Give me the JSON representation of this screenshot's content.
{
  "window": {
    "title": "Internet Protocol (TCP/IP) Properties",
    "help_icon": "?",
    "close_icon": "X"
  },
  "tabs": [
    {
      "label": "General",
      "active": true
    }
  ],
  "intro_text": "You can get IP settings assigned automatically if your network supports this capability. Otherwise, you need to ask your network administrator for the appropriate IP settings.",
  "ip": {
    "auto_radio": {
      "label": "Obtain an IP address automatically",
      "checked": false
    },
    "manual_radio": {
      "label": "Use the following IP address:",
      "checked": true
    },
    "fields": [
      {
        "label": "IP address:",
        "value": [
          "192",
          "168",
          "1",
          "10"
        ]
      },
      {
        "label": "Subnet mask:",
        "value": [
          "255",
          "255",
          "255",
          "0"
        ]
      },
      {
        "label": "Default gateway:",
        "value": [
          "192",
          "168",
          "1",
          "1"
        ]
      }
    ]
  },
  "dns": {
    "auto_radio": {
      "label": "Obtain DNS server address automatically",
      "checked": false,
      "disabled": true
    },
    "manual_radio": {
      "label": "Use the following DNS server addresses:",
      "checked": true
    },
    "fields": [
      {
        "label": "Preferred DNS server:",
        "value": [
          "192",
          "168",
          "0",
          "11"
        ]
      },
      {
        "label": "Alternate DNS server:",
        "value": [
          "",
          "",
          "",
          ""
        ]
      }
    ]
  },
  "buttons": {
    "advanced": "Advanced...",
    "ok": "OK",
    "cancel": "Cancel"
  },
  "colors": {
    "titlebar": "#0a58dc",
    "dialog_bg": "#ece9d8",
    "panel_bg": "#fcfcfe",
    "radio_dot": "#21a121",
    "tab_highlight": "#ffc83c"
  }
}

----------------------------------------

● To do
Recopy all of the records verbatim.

● Answer for this exercise
Give me the JSON representation of this screenshot's content.
{
  "window": {
    "title": "Internet Protocol (TCP/IP) Properties",
    "help_icon": "?",
    "close_icon": "X"
  },
  "tabs": [
    {
      "label": "General",
      "active": true
    }
  ],
  "intro_text": "You can get IP settings assigned automatically if your network supports this capability. Otherwise, you need to ask your network administrator for the appropriate IP settings.",
  "ip": {
    "auto_radio": {
      "label": "Obtain an IP address automatically",
      "checked": false
    },
    "manual_radio": {
      "label": "Use the following IP address:",
      "checked": true
    },
    "fields": [
      {
        "label": "IP address:",
        "value": [
          "192",
          "168",
          "1",
          "10"
        ]
      },
      {
        "label": "Subnet mask:",
        "value": [
          "255",
          "255",
          "255",
          "0"
        ]
      },
      {
        "label": "Default gateway:",
        "value": [
          "192",
          "168",
          "1",
          "1"
        ]
      }
    ]
  },
  "dns": {
    "auto_radio": {
      "label": "Obtain DNS server address automatically",
      "checked": false,
      "disabled": true
    },
    "manual_radio": {
      "label": "Use the following DNS server addresses:",
      "checked": true
    },
    "fields": [
      {
        "label": "Preferred DNS server:",
        "value": [
          "192",
          "168",
          "0",
          "11"
        ]
      },
      {
        "label": "Alternate DNS server:",
        "value": [
          "",
          "",
          "",
          ""
        ]
      }
    ]
  },
  "buttons": {
    "advanced": "Advanced...",
    "ok": "OK",
    "cancel": "Cancel"
  },
  "colors": {
    "titlebar": "#0a58dc",
    "dialog_bg": "#ece9d8",
    "panel_bg": "#fcfcfe",
    "radio_dot": "#21a121",
    "tab_highlight": "#ffc83c"
  }
}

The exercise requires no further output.